Consumers will be the losers if the Financial Sector Regulation Bill (FSRB) is enacted and parliament should demand a socio economic impact assessment (SEIA) before this bill goes any further. This is the message from the Free Market Foundation (FMF) executive director Leon Louw who led oral evidence to the Standing Committee on Finance yesterday, 25 November.
Impact assessments are required by the Cabinet, the Presidency and the Treasury’s own Minister Hlanhla Nene, who made mention of them in his recent Medium-Term Budget Speech.
Louw said, “The FMF uses a consumer-centric approach regarding financial policy therefore we pay special attention to the cost-benefit implications for consumers of market conduct regulation of the kind envisaged in the FSRB.”
Louw stated that, although the 2011 National Treasury Policy Document claims, under the heading “A Safer Financial Sector to Serve South Africa Better”, that “The financial services sector is at the heart of the South African economy and touches the life of each and every citizen,” little or no input has been received from consumers and their rights and interests are scarcely mentioned.
Without a professionally, properly and independently conducted SEIA, government has no way of knowing whether benefits are likely to exceed costs, what those benefits and costs are likely to be, who will enjoy benefits and who will endure costs, what the nature and extent of costs and benefits might be, and how society and the country’s economy will be impacted.
The Bill under consideration proposes the “twin peaks” system of regulation. The first, prudential regulation peak has been the norm in most countries for many years. It is the second peak, “market conduct”, which will regulate the behaviour of the financials services industry, including insurance, under the FSB that is in particular need of a SEIA. The intention is to have to “intensive and intrusive” interference in the operations of insurance companies.
Under Twin Peaks, South Africa will be importing failed regulation from the UK introduced to address an earlier problem, which arose from the UK equivalent of FAIS.
Since neither the Bill nor any of the voluminous documentation surrounding it provides any detailed or objective criteria for what market conduct regulation might be, parliament is being asked to empower the Financial Services Board (FSB) to do something unknown and unknowable.
The only solution to avoid this situation would be for parliament to undertake a comprehensive and independent SEIA to clarify, specify and quantify the anticipated benefits, costs and outcomes. “After all, there is legal opinion to the effect that section 33 of our Constitution (the administrative justice clause) could mean that all legislation must be preceded by something amounting to a SEIA”, said Louw.

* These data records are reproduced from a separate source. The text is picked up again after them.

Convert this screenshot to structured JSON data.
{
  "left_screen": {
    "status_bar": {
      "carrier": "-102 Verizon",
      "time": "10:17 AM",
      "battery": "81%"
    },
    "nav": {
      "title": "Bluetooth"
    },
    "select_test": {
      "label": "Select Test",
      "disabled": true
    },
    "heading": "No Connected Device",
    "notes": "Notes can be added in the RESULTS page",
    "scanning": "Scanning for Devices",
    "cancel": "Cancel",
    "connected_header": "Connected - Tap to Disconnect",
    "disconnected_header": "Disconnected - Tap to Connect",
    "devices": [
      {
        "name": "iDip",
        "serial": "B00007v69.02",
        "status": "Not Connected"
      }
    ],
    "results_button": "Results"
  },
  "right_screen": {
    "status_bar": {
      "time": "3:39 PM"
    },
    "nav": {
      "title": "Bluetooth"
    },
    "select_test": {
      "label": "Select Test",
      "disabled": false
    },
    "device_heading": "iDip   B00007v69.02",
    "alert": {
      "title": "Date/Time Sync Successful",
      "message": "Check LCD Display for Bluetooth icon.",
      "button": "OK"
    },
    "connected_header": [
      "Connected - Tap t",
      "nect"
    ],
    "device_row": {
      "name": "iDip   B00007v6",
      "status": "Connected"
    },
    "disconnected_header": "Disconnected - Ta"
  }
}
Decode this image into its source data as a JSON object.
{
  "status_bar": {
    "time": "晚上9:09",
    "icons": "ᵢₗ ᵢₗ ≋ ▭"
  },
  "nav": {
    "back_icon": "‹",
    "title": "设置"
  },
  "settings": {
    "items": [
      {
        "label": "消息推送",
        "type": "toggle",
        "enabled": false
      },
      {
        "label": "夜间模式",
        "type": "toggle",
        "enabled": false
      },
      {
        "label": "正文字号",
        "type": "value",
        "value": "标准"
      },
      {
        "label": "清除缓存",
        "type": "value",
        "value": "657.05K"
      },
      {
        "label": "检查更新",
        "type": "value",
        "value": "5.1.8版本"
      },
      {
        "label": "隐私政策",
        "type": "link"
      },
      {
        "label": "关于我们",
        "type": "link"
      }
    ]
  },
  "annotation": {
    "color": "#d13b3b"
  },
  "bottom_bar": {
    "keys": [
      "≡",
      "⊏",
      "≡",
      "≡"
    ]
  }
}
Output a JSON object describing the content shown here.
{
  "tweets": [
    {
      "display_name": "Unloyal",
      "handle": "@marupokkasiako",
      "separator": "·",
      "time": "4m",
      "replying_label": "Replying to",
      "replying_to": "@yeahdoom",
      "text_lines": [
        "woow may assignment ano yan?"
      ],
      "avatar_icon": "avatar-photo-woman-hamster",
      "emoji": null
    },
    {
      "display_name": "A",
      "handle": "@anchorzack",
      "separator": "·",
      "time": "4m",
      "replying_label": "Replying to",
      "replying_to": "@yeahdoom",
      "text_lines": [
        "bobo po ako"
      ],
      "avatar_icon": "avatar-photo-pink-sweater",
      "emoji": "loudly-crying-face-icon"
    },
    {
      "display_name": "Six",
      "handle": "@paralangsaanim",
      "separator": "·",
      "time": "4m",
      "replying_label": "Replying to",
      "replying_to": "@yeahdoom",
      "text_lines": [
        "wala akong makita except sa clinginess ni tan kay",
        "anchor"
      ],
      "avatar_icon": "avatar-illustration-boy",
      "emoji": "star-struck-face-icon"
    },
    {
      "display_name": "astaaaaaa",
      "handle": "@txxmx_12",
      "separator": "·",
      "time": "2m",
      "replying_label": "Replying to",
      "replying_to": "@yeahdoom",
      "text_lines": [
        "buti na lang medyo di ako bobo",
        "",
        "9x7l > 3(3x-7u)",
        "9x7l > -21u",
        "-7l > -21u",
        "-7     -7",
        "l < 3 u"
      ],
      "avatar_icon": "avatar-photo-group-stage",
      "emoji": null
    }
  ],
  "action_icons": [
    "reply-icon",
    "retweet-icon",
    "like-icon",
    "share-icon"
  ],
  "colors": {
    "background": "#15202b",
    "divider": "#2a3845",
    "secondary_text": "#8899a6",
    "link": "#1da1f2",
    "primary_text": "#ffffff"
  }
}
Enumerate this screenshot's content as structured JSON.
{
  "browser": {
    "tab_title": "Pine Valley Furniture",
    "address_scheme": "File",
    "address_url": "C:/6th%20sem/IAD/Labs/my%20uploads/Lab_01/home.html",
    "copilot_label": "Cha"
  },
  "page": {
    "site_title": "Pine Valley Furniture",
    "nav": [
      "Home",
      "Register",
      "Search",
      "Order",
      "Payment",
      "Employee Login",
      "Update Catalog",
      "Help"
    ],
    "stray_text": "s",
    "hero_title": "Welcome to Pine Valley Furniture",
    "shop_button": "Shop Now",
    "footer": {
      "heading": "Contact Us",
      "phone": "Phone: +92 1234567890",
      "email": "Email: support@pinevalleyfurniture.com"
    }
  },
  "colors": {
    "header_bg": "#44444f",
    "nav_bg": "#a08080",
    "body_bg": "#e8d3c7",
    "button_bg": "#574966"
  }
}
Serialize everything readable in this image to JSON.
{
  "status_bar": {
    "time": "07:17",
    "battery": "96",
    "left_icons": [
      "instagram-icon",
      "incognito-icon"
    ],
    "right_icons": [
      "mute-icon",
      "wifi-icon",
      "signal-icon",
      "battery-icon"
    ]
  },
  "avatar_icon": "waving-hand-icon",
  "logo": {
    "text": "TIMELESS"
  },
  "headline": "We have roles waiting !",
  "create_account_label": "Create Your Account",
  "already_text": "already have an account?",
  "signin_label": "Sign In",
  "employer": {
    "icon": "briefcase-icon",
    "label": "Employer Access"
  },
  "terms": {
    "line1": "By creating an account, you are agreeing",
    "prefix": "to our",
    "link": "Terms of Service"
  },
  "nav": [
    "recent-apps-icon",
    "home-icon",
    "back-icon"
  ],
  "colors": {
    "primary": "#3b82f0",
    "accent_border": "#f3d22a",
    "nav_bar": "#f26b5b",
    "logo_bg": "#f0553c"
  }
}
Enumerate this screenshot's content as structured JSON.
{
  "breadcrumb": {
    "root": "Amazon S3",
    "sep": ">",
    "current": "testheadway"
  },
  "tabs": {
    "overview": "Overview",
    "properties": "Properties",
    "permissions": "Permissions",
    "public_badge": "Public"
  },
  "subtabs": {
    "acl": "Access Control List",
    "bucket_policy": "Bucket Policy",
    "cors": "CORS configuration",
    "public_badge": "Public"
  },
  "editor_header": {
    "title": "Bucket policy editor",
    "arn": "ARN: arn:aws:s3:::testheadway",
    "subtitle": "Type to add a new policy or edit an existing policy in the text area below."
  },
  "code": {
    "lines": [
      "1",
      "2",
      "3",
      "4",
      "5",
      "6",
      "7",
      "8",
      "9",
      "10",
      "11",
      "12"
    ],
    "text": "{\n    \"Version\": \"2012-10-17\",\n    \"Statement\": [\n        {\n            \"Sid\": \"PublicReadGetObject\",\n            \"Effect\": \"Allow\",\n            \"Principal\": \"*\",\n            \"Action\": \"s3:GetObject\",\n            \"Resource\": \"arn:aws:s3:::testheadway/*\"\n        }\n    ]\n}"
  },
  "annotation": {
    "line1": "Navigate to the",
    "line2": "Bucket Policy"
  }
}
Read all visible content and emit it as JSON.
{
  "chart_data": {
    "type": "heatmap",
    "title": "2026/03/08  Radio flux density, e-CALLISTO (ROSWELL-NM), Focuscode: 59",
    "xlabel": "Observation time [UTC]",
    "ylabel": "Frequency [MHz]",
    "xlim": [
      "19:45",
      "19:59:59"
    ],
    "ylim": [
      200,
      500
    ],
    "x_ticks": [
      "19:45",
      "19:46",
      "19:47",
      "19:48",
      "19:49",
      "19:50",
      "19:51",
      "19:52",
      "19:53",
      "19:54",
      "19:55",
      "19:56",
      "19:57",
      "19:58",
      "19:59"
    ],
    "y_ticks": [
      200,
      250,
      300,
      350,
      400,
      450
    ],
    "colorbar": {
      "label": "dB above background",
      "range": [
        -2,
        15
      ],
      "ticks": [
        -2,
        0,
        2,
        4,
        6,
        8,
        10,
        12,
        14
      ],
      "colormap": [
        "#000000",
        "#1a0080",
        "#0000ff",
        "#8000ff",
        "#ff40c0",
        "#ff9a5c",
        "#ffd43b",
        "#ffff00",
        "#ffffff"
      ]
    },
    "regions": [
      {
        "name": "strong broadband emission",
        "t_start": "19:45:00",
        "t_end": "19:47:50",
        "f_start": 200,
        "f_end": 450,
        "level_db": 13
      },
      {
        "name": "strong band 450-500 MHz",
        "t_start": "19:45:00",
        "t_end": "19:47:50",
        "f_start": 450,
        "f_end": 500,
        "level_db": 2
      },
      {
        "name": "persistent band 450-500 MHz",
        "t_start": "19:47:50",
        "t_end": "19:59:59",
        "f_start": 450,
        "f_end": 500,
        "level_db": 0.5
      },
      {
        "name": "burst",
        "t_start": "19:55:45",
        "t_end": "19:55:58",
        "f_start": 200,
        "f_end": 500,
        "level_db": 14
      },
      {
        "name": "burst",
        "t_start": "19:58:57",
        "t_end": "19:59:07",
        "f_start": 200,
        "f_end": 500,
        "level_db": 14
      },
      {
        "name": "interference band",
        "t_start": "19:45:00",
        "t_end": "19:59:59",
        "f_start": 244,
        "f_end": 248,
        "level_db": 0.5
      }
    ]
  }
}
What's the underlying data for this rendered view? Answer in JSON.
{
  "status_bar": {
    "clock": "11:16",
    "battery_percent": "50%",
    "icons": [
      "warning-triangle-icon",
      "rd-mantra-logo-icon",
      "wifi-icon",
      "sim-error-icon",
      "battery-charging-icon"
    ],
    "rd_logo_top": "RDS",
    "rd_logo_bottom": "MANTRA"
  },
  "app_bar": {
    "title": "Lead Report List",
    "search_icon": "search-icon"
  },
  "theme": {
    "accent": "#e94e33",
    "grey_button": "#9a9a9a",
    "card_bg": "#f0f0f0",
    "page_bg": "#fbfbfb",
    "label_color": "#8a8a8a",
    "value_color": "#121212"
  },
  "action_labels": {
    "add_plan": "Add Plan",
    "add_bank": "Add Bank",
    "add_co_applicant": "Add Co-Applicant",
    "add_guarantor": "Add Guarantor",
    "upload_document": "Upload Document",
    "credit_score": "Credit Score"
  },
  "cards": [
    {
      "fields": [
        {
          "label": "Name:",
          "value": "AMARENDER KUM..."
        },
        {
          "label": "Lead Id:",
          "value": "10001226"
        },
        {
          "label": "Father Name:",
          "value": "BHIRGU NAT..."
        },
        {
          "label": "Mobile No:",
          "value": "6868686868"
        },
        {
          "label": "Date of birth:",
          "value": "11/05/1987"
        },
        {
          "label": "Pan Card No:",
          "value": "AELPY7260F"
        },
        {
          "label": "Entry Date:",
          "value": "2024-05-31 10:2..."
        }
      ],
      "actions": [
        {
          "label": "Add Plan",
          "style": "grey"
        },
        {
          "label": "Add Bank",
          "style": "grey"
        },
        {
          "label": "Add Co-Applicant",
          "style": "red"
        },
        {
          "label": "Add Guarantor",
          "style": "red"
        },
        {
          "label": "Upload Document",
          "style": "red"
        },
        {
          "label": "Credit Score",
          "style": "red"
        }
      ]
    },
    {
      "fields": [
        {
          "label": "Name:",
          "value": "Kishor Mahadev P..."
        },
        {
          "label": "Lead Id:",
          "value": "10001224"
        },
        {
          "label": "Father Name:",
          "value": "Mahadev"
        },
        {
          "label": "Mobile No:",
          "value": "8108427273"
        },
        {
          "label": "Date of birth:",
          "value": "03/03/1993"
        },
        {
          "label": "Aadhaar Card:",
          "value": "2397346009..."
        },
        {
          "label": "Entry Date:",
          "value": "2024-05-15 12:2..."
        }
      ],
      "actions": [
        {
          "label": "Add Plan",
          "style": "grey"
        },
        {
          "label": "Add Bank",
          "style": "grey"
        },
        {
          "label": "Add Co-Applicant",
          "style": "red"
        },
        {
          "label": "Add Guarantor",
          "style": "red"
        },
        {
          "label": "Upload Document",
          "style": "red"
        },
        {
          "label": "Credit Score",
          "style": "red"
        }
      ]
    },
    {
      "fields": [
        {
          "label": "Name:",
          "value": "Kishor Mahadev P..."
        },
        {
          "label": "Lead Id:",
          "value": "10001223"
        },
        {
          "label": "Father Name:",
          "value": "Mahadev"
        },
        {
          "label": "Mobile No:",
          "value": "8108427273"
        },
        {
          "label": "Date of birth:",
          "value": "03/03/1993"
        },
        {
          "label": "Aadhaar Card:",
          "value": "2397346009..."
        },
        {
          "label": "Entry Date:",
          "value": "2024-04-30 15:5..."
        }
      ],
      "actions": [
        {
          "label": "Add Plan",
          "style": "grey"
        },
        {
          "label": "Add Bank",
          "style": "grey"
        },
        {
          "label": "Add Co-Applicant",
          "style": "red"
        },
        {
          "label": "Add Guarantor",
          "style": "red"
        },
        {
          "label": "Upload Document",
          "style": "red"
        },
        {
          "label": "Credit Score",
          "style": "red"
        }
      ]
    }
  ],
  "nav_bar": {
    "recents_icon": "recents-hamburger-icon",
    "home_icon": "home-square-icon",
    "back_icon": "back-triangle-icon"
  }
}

“It is not even clear whether there is a problem in need of a solution, the “mischief factor” which all legislation must be designed to address has not been identified. As long as consumers have any freedom of choice at all, they will make mistakes. Freedom is the right to be wrong. All regulatory (as opposed to educational) attempts at improving consumer behaviour, raise costs and reduce choices. Why should insurance be regarded as a special case? There are no regulations aimed at reducing “mis-selling” of houses, cars or wedding rings, even though the implications for consumers of making sub-optimal decisions are usually more severe”.
For over 100 years, South Africa’s system of regulation has been successful with few failures in financial services. It is based on a simple golden rule: one market, one regulator. Splitting oversight between two regulators will create enormous and expensive compliance issues for companies already straining under excessive and burdensome existing regulations and red tape. In the end the consumer will pay in higher premiums, reduced choice and limited independent expert advice.
“Parliament should return the FSR Bill to Treasury with an instruction to resubmit it only with a properly conducted, independent and professional SEIA, and should make it clear that, in the absence of such a SEIA, parliament is in no position to perform its legislative function properly. By doing this, parliament will do justice to the country and all who live in it,” said Louw.